(Supplied material begins)

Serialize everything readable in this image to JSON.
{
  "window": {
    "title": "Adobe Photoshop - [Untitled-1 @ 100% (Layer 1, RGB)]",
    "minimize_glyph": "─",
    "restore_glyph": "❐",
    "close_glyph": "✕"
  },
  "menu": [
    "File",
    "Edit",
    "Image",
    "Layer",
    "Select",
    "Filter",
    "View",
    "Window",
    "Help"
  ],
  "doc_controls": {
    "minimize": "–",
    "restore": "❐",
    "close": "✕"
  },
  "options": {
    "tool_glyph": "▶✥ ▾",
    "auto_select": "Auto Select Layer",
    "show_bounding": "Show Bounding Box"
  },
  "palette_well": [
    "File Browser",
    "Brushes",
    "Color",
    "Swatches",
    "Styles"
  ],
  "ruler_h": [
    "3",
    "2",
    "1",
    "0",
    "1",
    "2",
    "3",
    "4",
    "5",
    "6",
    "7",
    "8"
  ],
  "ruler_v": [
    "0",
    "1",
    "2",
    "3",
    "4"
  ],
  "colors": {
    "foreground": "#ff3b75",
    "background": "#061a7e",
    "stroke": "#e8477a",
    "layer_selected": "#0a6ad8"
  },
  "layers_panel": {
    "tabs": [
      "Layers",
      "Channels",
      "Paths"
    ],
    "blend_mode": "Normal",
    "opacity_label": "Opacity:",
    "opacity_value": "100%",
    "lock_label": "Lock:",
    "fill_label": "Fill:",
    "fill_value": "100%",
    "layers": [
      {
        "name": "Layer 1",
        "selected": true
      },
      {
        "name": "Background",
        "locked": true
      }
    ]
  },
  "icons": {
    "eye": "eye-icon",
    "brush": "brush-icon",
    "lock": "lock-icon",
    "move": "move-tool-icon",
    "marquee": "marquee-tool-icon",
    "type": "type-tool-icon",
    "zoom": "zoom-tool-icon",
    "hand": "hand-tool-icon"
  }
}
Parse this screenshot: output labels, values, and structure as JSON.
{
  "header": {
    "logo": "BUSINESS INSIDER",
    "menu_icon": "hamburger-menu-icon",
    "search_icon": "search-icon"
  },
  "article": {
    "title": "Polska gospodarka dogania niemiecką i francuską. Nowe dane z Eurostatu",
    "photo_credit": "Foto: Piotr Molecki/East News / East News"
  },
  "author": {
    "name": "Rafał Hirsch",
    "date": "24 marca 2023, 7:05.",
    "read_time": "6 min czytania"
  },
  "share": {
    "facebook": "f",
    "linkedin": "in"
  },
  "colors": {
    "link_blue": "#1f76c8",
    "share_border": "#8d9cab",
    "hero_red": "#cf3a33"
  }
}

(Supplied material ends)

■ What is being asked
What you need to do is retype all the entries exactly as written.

■ Answer to this exercise
Serialize everything readable in this image to JSON.
{
  "window": {
    "title": "Adobe Photoshop - [Untitled-1 @ 100% (Layer 1, RGB)]",
    "minimize_glyph": "─",
    "restore_glyph": "❐",
    "close_glyph": "✕"
  },
  "menu": [
    "File",
    "Edit",
    "Image",
    "Layer",
    "Select",
    "Filter",
    "View",
    "Window",
    "Help"
  ],
  "doc_controls": {
    "minimize": "–",
    "restore": "❐",
    "close": "✕"
  },
  "options": {
    "tool_glyph": "▶✥ ▾",
    "auto_select": "Auto Select Layer",
    "show_bounding": "Show Bounding Box"
  },
  "palette_well": [
    "File Browser",
    "Brushes",
    "Color",
    "Swatches",
    "Styles"
  ],
  "ruler_h": [
    "3",
    "2",
    "1",
    "0",
    "1",
    "2",
    "3",
    "4",
    "5",
    "6",
    "7",
    "8"
  ],
  "ruler_v": [
    "0",
    "1",
    "2",
    "3",
    "4"
  ],
  "colors": {
    "foreground": "#ff3b75",
    "background": "#061a7e",
    "stroke": "#e8477a",
    "layer_selected": "#0a6ad8"
  },
  "layers_panel": {
    "tabs": [
      "Layers",
      "Channels",
      "Paths"
    ],
    "blend_mode": "Normal",
    "opacity_label": "Opacity:",
    "opacity_value": "100%",
    "lock_label": "Lock:",
    "fill_label": "Fill:",
    "fill_value": "100%",
    "layers": [
      {
        "name": "Layer 1",
        "selected": true
      },
      {
        "name": "Background",
        "locked": true
      }
    ]
  },
  "icons": {
    "eye": "eye-icon",
    "brush": "brush-icon",
    "lock": "lock-icon",
    "move": "move-tool-icon",
    "marquee": "marquee-tool-icon",
    "type": "type-tool-icon",
    "zoom": "zoom-tool-icon",
    "hand": "hand-tool-icon"
  }
}
Parse this screenshot: output labels, values, and structure as JSON.
{
  "header": {
    "logo": "BUSINESS INSIDER",
    "menu_icon": "hamburger-menu-icon",
    "search_icon": "search-icon"
  },
  "article": {
    "title": "Polska gospodarka dogania niemiecką i francuską. Nowe dane z Eurostatu",
    "photo_credit": "Foto: Piotr Molecki/East News / East News"
  },
  "author": {
    "name": "Rafał Hirsch",
    "date": "24 marca 2023, 7:05.",
    "read_time": "6 min czytania"
  },
  "share": {
    "facebook": "f",
    "linkedin": "in"
  },
  "colors": {
    "link_blue": "#1f76c8",
    "share_border": "#8d9cab",
    "hero_red": "#cf3a33"
  }
}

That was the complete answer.